Activity —
Provide the data again in its entirety, exactly as given.

======

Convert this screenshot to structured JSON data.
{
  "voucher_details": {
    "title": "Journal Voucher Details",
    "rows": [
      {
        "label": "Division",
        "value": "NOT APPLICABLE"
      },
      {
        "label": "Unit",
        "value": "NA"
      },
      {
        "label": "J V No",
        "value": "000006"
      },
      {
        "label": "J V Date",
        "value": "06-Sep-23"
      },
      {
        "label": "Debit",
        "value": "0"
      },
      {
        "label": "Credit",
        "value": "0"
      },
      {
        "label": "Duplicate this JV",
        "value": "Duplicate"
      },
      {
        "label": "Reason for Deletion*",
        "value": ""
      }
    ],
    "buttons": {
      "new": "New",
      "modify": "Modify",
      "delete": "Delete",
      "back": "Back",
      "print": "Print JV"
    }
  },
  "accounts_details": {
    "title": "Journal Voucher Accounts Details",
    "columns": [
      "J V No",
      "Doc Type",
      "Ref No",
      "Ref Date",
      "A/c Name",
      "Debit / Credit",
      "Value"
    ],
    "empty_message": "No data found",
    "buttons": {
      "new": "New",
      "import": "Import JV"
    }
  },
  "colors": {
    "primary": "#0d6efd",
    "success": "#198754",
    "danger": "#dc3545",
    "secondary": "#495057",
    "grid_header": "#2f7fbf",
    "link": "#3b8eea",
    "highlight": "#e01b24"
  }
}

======

Your solution —
Convert this screenshot to structured JSON data.
{
  "voucher_details": {
    "title": "Journal Voucher Details",
    "rows": [
      {
        "label": "Division",
        "value": "NOT APPLICABLE"
      },
      {
        "label": "Unit",
        "value": "NA"
      },
      {
        "label": "J V No",
        "value": "000006"
      },
      {
        "label": "J V Date",
        "value": "06-Sep-23"
      },
      {
        "label": "Debit",
        "value": "0"
      },
      {
        "label": "Credit",
        "value": "0"
      },
      {
        "label": "Duplicate this JV",
        "value": "Duplicate"
      },
      {
        "label": "Reason for Deletion*",
        "value": ""
      }
    ],
    "buttons": {
      "new": "New",
      "modify": "Modify",
      "delete": "Delete",
      "back": "Back",
      "print": "Print JV"
    }
  },
  "accounts_details": {
    "title": "Journal Voucher Accounts Details",
    "columns": [
      "J V No",
      "Doc Type",
      "Ref No",
      "Ref Date",
      "A/c Name",
      "Debit / Credit",
      "Value"
    ],
    "empty_message": "No data found",
    "buttons": {
      "new": "New",
      "import": "Import JV"
    }
  },
  "colors": {
    "primary": "#0d6efd",
    "success": "#198754",
    "danger": "#dc3545",
    "secondary": "#495057",
    "grid_header": "#2f7fbf",
    "link": "#3b8eea",
    "highlight": "#e01b24"
  }
}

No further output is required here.